American Wildlands v. Browner
Citation: 30 ELR 20536
No. No. CIV.A. 98-K-1621, 94 F. Supp. 2d 1150/(D. Colo., 05/04/2000)
The court upholds the U.S. Environmental Protection Agency's (EPA's) approval of several Montana water quality standards. The court first holds that the environmental organizations challenging EPA's approval have standing. The organizations' members established that they have suffered an injury-in-fact to their aesthetic, conservation, and economic interests, and if successful in the action at hand, the members will have these injuries addressed. The court next holds that EPA's approval of Montana's water quality standards exempting nonpoint source pollution from the state's antidegradation rule is not arbitrary or capricious. Nothing in the Clean Water Act (CWA) demands that a state adopt a regulatory system for nonpoint sources. Thus, it cannot be said that EPA erred in exempting nonpoint source pollution from review under its antidegradation policy. The court also upholds EPA's approval of Montana's water quality standards exempting mixing zones from compliance with narrative water quality criteria and the state's antidegradation policy. Narrative and numeric criteria are recommended, rather than required, methods of measurement of water quality in mixing zones. It is acceptable to exempt mixing zones from numeric and narrative criteria if adequate restrictions provide for the same environmental outcome. Here, Montana has provided such restrictions under its state pollutant discharge elimination system. In addition, because the mixing zone guidance is more specific than the antidegradation policy, it prevails in authority.
The court additionally holds that EPA did not violate its duty to promptly promulgate replacements for Montana's disapproved standards. Montana has amended all but two of the disapproved standards, and Montana informed EPA that it would amend the remaining two standards by the end of February 2000. EPA's delay, therefore, is reasonable. The court also holds that EPA's failure to review and approve or disapprove Montana's definition of "interested person" is not arbitrary or capricious. The CWA and its regulations specifically state what policies must be reviewed by EPA. While the CWA encourages public participation, the CWA's list of general policies makes no allusion to procedural policies. Therefore, because the CWA has not hinted that procedural policies should be reviewed, and interested parties retain a voice in the administrative process, EPA's decision is within its scope of authority. Last, the court holds that it lacks jurisdiction to rule on whether EPA's incorporation and use of Montana's new and revised water quality standards without EPA's prior approval and EPA's continued incorporation and use of disapproved water quality standards is arbitrary or capricious. The organizations' sole example of EPA's reliance on disapproved standards was a total maximum daily load (TMDL). Approving a TMDL involves issuing a permit, and only the Tenth Circuit Court of Appeals may review the decision to issue or deny a permit.

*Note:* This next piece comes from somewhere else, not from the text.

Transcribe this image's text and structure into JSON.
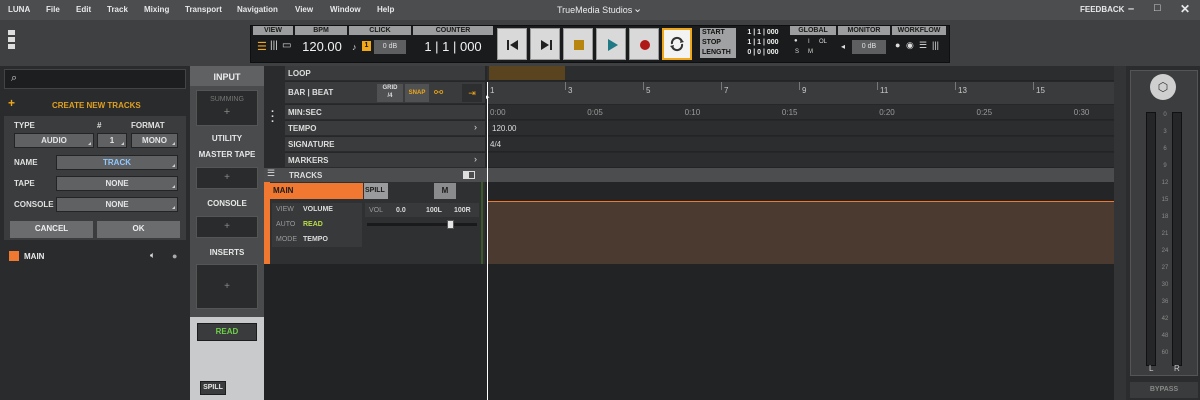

Counsel for Plaintiffs
Robert B. Wiygul
Earth Justice Legal Defense Fund
1631 Glenarm Pl., Ste. 300, Denver CO 80202
Counsel for Defendants
David A. Carson
Environment and Natural Resources Division
U.S. Department of Justice
999 18th St., Ste. 945-N, Denver CO 80202